Participation in public affairs
34.While the Committee welcomes the formation of the National Commission of Women and the increasing participation of women in politics, its notes that the percentage of women working in the industrial and public sector remains low (art. 25).
35. The State party should take all measures, including the adoption of temporary special measures, necessary to further increase the participation of women in the private and public sectors, particularly in decision-making positions.
D.Dissemination and follow-up
36.The State party should widely disseminate the Covenant, its fifth periodic report, the written replies to the Committee’s list of issues and the present concluding observations with a view to raising awareness of the rights enshrined in the Covenant among the judicial, legislative and administrative authorities, civil society and non-governmental organizations operating in the country, and the general public.

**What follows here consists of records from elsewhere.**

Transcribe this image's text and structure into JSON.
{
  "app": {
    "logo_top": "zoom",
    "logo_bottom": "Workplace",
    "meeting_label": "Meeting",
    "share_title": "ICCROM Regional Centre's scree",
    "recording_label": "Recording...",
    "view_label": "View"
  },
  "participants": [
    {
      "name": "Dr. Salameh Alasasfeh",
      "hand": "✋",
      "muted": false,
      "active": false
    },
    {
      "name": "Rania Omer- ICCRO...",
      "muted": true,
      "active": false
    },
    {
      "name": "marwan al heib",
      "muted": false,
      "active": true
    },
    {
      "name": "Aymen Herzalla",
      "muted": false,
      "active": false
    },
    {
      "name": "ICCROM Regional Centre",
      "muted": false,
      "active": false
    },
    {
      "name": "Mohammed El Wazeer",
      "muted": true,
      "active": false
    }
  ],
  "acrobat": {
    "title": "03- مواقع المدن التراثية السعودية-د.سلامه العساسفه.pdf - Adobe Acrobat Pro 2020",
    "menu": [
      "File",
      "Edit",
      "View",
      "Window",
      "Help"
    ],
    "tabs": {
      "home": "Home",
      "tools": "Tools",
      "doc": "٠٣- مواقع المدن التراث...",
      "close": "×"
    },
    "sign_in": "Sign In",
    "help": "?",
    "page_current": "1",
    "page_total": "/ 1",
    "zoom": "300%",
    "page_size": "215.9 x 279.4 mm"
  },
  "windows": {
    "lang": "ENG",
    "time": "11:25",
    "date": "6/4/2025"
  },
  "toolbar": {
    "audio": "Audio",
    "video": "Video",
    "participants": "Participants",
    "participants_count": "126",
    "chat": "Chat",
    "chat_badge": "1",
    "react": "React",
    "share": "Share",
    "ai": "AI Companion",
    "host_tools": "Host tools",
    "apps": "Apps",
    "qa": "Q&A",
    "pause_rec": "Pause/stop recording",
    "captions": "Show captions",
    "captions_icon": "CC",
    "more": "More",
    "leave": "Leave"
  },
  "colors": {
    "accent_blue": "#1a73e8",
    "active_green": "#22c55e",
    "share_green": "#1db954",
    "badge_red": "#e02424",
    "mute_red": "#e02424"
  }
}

37.In accordance with rule 71, paragraph 5, of the Committee’s rules of procedure, the State party is requested to provide, by 10 November 2019, information on the implementation of the recommendations made by the Committee in paragraphs 11 (violence against women, including domestic violence), 19 (right to life, liberty and security of person and humane treatment of persons deprived of their liberty) and 25 (refugees and non-refoulement) above.
38.The Committee requests the State party to submit its next periodic report by 10 November 2022 and to include in that report specific up-to-date information on the implementation of the recommendations made in the present concluding observations and of the Covenant as a whole. The Committee also requests the State party, in preparing the report, to broadly consult civil society and non-governmental organizations operating in the country. In accordance with General Assembly resolution 68/268, the word limit for the report is 21,200 words. Alternatively, the Committee invites the State party to agree, by one year after the adoption of the present concluding observations, to use its simplified reporting procedure, whereby the Committee transmits a list of issues to the State party prior to the submission of its report. The State party’s replies to the list of issues will constitute the next periodic report to be submitted under article 40 of the Covenant.